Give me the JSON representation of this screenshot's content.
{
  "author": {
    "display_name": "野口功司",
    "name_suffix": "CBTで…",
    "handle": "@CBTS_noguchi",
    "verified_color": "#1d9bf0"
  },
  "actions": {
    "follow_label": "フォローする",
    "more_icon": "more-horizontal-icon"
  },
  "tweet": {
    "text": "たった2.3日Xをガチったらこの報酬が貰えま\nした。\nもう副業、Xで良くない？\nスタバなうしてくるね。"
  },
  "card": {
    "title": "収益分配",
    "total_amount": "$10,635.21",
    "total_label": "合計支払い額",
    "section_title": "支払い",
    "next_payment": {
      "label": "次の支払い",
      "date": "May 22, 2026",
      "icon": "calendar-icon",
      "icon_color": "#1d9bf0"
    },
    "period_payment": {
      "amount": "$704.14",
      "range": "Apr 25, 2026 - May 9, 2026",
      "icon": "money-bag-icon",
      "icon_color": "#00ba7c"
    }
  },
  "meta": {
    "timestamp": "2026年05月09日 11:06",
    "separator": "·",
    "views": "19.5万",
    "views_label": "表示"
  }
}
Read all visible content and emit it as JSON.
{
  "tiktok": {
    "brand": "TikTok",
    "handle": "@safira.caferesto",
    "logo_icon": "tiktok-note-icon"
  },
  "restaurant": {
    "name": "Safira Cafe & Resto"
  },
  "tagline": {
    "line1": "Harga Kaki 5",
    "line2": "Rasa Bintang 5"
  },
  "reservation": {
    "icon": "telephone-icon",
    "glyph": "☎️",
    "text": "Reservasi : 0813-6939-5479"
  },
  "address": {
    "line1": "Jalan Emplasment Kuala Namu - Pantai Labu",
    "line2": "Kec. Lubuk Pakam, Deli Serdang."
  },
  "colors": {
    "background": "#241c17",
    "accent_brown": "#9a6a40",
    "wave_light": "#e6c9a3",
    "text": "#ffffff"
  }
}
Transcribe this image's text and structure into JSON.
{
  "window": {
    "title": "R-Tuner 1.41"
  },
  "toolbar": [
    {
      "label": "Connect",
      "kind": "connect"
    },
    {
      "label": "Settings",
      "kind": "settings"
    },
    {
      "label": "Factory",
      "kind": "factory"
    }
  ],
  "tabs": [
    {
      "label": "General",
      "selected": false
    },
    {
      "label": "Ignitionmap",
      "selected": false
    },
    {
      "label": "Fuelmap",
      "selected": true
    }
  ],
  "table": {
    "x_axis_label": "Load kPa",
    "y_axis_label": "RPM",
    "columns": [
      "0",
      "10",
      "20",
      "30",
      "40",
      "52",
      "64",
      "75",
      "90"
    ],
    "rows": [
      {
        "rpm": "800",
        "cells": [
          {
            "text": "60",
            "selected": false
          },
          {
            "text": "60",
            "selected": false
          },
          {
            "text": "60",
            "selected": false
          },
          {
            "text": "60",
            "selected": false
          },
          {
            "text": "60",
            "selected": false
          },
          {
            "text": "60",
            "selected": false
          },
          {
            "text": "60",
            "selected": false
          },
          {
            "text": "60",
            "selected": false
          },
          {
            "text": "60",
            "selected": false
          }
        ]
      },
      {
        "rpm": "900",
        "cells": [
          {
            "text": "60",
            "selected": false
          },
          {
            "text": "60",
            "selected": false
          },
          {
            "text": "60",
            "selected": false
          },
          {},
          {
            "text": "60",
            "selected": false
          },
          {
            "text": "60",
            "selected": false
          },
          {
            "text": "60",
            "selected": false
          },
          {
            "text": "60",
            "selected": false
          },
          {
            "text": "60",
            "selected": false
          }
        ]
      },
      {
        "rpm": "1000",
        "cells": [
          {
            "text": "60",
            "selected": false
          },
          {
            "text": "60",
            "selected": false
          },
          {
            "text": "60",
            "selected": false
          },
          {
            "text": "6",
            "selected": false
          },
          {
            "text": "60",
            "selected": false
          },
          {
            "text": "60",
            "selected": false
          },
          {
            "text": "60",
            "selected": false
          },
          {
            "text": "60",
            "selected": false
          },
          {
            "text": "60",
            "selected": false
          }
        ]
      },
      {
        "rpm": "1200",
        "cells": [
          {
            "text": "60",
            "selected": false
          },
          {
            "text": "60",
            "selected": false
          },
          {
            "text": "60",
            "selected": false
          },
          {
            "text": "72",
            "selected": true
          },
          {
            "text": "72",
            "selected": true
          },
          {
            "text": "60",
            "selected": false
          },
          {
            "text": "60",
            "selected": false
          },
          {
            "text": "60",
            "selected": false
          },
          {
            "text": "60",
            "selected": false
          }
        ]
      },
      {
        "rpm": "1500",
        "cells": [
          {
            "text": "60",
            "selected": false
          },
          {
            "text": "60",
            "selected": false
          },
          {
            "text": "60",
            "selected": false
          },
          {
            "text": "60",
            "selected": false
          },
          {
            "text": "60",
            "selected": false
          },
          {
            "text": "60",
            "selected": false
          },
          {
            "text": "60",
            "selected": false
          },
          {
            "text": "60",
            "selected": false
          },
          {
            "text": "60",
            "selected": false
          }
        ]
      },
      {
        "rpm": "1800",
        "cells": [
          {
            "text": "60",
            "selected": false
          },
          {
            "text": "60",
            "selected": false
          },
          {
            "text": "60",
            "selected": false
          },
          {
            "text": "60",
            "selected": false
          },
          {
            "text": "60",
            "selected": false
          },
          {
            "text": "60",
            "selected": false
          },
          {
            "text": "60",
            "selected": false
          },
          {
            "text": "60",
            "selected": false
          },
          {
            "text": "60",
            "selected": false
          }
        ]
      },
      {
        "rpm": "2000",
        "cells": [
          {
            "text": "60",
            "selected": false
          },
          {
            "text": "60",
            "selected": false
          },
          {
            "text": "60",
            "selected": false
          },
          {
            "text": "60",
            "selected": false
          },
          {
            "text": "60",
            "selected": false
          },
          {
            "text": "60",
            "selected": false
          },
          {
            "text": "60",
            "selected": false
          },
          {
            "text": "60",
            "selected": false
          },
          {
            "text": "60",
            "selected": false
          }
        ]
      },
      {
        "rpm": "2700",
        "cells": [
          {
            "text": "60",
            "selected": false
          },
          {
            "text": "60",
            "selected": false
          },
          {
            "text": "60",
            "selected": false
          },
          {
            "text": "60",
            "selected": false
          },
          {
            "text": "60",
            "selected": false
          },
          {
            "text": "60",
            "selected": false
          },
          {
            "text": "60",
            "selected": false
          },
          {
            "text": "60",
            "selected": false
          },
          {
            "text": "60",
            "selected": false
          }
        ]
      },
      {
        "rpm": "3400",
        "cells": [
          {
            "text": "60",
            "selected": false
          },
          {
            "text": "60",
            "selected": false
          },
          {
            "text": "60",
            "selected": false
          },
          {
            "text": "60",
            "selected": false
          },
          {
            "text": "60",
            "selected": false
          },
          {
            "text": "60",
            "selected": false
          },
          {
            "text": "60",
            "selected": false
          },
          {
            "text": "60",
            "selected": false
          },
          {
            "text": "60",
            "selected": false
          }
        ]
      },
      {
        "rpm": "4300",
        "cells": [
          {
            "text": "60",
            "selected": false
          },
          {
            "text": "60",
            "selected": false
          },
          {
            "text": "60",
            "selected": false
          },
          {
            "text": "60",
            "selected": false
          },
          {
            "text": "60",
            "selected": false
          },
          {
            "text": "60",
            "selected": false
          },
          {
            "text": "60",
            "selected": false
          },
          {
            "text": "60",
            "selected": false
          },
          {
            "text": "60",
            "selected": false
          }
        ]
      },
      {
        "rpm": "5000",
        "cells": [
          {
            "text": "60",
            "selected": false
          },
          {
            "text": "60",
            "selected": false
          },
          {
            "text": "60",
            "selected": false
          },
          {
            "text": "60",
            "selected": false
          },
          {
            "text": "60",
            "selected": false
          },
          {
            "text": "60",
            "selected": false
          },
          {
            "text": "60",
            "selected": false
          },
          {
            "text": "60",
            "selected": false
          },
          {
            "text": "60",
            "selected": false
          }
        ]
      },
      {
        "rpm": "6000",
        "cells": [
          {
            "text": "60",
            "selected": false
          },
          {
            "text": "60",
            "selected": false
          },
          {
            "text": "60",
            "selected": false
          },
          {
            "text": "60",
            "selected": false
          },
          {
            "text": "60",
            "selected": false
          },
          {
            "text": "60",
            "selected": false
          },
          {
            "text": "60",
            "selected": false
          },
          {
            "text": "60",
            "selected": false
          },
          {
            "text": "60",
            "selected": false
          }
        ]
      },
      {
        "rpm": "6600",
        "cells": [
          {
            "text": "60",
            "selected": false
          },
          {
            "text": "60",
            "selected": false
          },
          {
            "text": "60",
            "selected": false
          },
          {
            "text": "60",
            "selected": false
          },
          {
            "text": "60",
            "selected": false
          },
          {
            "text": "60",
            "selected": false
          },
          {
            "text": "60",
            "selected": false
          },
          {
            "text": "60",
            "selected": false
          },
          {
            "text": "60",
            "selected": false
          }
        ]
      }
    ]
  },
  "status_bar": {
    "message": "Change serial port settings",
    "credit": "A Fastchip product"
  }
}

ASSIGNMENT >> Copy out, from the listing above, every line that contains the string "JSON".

RESPONSE BOX >>
Give me the JSON representation of this screenshot's content.
Read all visible content and emit it as JSON.
Transcribe this image's text and structure into JSON.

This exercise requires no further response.